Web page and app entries

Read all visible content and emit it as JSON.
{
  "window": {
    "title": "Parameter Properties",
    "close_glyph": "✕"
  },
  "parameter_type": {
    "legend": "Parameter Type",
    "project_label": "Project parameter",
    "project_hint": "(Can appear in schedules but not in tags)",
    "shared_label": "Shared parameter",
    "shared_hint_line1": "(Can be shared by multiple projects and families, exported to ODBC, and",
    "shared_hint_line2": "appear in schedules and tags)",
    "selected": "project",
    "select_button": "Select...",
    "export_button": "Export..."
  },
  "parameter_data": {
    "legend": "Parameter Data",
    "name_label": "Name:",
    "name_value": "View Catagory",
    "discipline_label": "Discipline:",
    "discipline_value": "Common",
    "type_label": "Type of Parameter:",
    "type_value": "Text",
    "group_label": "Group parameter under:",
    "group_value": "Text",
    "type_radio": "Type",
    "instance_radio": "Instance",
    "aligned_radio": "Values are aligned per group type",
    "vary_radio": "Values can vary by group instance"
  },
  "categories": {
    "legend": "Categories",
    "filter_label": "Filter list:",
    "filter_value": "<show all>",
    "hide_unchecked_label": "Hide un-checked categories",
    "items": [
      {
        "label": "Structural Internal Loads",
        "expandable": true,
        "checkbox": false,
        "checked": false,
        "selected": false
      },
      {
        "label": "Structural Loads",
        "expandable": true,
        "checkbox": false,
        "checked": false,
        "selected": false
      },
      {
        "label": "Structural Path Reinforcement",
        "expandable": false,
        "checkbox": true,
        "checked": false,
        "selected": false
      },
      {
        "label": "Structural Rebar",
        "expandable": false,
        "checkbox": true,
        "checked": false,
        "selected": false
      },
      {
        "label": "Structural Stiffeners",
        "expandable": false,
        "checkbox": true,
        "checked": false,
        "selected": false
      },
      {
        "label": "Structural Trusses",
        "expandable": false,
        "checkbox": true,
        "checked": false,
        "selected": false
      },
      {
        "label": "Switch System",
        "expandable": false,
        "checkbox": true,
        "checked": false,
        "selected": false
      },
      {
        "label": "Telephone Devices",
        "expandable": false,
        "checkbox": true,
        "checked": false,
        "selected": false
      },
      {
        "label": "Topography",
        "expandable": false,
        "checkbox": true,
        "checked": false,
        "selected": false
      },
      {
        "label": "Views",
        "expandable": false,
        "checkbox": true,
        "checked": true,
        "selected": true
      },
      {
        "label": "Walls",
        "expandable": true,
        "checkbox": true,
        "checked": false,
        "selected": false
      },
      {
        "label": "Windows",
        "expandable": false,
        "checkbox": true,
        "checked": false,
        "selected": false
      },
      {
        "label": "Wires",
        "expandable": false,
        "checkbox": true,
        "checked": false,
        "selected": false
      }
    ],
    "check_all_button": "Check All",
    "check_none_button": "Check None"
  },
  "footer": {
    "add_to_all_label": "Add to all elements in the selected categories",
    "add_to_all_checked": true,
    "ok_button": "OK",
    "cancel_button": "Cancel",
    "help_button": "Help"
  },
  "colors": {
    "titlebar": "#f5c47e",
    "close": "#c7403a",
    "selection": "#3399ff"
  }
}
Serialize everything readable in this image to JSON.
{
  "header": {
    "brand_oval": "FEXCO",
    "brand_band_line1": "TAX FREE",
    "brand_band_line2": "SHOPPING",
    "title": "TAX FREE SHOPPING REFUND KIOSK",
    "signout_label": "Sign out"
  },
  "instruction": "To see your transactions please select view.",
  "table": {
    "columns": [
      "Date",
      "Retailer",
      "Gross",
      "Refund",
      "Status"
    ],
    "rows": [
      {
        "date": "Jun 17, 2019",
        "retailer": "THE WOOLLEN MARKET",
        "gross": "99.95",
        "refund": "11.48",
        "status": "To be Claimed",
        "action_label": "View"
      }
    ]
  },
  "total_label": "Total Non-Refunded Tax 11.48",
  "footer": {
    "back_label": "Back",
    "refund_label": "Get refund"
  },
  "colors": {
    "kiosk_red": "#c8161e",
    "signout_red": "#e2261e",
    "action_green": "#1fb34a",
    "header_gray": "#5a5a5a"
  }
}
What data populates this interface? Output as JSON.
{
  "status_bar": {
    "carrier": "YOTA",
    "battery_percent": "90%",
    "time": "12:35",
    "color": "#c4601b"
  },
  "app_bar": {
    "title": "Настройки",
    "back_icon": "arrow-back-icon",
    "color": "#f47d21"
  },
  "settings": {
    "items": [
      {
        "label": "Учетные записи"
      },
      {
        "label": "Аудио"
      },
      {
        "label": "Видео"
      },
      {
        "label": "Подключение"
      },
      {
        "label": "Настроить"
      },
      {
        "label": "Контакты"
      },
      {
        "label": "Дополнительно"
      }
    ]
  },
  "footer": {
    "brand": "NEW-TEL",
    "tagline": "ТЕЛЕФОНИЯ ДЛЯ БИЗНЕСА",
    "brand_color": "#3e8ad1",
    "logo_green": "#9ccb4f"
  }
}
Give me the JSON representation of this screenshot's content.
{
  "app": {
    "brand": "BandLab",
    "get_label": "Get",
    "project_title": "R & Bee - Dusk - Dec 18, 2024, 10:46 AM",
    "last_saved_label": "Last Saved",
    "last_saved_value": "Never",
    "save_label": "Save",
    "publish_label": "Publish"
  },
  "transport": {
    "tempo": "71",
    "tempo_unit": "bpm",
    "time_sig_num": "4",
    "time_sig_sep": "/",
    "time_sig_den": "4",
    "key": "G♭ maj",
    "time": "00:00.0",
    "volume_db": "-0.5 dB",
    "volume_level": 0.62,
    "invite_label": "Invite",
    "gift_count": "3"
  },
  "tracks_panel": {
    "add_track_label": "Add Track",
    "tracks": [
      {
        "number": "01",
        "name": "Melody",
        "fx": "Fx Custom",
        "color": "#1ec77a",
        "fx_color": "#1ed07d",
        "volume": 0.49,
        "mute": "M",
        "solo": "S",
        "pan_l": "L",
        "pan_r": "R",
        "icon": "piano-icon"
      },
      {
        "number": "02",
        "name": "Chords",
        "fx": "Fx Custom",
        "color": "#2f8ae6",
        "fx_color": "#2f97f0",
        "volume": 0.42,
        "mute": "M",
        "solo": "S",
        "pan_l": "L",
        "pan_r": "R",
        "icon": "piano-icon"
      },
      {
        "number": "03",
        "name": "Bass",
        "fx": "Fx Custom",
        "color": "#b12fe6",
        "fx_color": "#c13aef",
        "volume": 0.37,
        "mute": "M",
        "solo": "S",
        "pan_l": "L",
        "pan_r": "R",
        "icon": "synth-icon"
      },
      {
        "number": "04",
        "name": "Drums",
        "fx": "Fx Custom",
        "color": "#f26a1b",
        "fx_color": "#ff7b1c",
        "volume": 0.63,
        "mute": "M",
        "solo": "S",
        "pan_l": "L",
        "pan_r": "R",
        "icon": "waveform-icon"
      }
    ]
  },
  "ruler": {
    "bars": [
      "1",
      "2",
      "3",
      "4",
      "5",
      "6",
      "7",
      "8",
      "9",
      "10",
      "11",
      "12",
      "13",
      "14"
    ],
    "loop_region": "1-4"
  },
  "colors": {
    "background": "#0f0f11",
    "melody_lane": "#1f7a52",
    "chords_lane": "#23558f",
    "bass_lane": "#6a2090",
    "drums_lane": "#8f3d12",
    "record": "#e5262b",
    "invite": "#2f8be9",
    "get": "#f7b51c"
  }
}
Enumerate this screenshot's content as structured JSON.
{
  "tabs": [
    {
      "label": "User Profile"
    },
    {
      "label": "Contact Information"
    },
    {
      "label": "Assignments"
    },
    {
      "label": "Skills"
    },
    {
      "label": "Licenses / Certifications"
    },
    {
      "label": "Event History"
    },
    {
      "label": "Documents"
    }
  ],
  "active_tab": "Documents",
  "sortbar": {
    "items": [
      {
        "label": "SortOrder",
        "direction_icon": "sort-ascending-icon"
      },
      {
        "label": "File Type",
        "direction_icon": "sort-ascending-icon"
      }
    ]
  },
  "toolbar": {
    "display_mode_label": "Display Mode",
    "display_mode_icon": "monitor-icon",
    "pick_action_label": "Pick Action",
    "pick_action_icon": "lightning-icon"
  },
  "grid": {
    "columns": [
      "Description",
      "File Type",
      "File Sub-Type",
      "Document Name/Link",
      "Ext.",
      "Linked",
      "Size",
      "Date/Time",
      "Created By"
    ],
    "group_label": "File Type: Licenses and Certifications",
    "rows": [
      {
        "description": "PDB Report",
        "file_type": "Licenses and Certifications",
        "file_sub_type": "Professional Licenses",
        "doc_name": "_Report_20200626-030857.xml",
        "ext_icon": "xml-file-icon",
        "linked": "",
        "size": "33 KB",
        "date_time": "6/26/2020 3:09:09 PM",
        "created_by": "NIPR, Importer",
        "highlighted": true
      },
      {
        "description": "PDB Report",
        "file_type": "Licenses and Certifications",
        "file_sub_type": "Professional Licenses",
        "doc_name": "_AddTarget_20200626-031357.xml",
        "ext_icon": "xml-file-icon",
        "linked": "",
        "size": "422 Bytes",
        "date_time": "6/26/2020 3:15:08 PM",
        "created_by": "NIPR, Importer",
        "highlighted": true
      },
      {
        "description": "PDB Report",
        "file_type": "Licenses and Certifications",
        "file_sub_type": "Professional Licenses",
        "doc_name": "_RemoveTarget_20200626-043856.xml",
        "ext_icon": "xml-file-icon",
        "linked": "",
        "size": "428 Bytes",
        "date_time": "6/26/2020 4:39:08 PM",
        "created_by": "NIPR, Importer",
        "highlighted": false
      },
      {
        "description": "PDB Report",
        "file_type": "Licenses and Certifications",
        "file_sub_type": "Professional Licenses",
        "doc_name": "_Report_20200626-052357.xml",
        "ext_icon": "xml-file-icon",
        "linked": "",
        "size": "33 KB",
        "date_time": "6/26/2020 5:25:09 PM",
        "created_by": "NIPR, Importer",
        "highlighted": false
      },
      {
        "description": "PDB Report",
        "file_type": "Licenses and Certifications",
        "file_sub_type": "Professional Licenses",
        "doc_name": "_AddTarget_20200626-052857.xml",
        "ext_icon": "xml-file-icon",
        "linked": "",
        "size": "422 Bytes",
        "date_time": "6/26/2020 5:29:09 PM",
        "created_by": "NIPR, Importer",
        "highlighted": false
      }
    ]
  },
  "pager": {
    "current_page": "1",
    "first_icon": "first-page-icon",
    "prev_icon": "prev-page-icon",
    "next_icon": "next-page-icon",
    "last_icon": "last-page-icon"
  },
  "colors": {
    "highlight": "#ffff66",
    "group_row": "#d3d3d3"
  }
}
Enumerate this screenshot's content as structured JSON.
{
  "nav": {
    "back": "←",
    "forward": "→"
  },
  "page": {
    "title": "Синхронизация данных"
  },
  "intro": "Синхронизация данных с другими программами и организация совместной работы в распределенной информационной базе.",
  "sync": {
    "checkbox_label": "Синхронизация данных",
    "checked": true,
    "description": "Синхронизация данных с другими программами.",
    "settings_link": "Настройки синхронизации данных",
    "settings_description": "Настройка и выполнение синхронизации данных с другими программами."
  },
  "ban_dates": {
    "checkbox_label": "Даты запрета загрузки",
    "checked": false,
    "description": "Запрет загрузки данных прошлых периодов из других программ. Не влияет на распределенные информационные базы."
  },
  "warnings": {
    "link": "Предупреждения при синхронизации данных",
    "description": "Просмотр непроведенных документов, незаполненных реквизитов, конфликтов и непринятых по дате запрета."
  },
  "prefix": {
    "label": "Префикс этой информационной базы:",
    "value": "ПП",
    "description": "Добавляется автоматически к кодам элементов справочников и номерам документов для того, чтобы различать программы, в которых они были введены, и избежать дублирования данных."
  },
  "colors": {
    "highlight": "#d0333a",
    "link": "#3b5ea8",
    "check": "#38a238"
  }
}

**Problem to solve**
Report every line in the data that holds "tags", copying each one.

**Answer to this problem**
    "project_hint": "(Can appear in schedules but not in tags)",
    "shared_hint_line2": "appear in schedules and tags)",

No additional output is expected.